Japan is set to revise its firearm regulations, particularly for half-rifles, allowing beginners in selected regions to possess them after completing mandatory procedures. These include notifying local authorities and police, with Hokkaido being a prime example due to its high demand for hunting local wildlife. The updated rules are expected to take effect within nine months following the law's official announcement. To ensure public safety, individuals with a history of drug abuse or criminal activity will be barred from gun ownership. Additionally, the police will conduct thorough interviews with references provided by the applicant to confirm their mental stability and lack of involvement in any disturbances.

Just wondering? Do they still sell fake guns that look like the real thing? When I was there in 71 , you could buy cap guns and toy guns that were almost identical to the real ones. I bought home a cap gun 1911 Colt 45 auto that you could swap it's parts onto a real gun with only the barrel being different.
I've seen many realistic model kits in shops, but I am unsure whether they could be converted into functioning firearms.
Mine was made of some kind of cheap pot metal that would have blown up with a real bullet. It came with some really loud caps that caused a flame to come out the barrel when fired. The grips and magazine were identical to a government issued 45. I bought it because I always had a soft spot for 1911's , LOL. I found my uncle's he bought back from WWI when I was 5 and until this day it's my favorite gun to own. Police often have a hard time dealing with look-a-likes , and many people have been shot by the police with them. Many states now require fakes guns to have a big bright orange part at the end of the barrel. It was my love of guns and shooting that made me decide not to live in Japan when I got out of the Navy.
I've seen many realistic model kits in shops, but I am unsure whether they could be converted into functioning firearms.
They're very realistic but can't be converted into a functioning gun. But they're realistic enough so that you could easily get yourself killed if you used them in a threatening manner in the U.S. If you ever want to commit suicide-by-cop that would be the way to do it.
Haha we couldn't pass basic gun control to save our lives (literally) in the States, and Japan is just out here running circles around us.

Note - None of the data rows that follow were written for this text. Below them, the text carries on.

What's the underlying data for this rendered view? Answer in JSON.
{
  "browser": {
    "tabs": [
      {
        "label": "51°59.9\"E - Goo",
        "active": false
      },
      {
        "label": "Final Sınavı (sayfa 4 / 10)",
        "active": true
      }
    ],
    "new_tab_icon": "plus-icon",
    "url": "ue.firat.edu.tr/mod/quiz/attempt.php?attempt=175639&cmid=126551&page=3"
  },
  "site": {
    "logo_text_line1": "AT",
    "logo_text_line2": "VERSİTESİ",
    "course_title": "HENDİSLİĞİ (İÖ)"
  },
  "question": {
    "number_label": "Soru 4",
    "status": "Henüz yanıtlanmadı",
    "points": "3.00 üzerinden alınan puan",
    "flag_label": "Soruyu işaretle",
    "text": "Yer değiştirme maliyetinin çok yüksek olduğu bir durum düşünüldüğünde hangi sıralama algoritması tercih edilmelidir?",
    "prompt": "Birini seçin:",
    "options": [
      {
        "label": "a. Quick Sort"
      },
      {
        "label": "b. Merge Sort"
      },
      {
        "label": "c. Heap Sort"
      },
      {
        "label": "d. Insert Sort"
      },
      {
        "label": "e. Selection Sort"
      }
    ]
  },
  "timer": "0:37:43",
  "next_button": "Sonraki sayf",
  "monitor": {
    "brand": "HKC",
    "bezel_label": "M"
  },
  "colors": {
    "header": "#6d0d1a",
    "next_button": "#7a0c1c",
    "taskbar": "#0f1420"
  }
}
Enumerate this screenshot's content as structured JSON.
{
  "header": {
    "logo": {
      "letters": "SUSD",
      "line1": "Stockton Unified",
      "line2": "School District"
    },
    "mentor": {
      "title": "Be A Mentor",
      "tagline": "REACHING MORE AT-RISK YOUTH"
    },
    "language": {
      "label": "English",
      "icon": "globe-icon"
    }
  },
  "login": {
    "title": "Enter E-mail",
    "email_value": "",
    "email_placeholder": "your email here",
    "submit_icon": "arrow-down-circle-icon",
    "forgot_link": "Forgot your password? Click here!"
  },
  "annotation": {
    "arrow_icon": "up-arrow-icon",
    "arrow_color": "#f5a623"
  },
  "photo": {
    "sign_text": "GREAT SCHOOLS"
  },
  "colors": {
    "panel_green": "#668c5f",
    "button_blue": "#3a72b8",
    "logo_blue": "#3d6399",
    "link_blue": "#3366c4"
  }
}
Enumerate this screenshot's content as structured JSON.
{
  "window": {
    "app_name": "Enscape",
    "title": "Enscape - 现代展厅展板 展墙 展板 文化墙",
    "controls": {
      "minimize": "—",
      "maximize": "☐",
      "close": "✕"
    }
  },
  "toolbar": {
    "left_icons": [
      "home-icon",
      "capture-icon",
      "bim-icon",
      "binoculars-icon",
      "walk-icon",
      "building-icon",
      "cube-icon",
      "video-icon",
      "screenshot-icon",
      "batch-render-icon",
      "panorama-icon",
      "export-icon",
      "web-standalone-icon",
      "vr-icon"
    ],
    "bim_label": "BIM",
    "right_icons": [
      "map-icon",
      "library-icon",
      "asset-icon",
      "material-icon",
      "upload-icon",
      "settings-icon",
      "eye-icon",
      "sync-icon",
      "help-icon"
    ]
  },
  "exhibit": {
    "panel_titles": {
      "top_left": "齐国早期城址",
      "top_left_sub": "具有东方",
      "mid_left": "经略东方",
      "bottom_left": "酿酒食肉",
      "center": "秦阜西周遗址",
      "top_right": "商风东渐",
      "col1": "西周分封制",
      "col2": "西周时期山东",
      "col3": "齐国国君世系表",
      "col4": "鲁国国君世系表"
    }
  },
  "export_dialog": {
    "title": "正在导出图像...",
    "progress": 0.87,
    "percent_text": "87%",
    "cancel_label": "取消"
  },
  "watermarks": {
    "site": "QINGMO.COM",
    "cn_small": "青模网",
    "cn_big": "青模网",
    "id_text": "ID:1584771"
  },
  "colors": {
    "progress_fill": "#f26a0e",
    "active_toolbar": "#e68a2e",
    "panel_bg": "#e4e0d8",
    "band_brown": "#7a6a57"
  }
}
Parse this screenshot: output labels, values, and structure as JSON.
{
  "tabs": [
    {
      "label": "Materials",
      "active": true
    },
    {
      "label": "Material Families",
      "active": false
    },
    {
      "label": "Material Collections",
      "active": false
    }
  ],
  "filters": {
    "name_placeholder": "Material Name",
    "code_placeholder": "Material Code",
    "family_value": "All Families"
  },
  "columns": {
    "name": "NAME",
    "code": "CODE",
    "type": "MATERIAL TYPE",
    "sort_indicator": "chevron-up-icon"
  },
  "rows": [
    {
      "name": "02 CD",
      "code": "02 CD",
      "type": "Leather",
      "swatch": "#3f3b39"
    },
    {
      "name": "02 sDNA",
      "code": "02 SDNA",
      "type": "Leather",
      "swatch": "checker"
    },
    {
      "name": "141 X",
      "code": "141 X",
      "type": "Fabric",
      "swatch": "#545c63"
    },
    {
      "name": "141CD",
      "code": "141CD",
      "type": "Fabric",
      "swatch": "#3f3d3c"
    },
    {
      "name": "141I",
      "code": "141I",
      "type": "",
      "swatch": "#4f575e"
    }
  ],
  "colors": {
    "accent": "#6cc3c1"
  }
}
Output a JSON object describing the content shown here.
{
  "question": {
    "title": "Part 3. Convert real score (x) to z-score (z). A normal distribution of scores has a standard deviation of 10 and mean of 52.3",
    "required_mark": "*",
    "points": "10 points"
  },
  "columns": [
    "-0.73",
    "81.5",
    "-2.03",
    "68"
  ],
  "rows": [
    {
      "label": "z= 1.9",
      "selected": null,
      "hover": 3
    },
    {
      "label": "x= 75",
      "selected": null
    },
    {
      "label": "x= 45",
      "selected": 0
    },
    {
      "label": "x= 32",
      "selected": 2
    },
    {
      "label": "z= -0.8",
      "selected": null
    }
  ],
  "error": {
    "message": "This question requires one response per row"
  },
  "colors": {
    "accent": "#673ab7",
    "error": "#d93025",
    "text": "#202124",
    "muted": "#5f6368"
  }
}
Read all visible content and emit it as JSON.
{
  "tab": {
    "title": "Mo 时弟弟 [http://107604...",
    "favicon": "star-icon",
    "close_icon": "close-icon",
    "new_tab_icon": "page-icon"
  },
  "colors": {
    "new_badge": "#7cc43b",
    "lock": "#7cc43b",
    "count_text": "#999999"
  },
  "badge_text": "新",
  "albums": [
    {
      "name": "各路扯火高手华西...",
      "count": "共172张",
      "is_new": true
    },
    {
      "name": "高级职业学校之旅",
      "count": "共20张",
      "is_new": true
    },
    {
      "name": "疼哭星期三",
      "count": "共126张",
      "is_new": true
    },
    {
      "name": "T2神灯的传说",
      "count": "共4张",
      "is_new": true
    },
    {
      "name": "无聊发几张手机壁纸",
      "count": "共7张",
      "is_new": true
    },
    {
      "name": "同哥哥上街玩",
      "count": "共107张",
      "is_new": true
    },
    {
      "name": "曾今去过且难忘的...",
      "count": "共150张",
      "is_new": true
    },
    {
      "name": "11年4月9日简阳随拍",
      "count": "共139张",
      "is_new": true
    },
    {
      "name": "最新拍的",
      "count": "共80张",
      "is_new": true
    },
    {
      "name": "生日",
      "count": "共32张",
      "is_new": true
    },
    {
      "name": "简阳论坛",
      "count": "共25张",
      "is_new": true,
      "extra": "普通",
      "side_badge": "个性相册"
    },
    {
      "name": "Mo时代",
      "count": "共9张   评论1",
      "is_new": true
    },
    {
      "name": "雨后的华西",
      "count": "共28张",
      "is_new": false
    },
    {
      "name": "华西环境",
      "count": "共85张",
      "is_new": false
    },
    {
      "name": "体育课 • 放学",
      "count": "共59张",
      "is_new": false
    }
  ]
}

I've seen a few shops in Japan that looked like army surplus, and they had very realistic looking replicas. I probably have photos of the shop fronts because it was such an unusual sight.
Top Bottom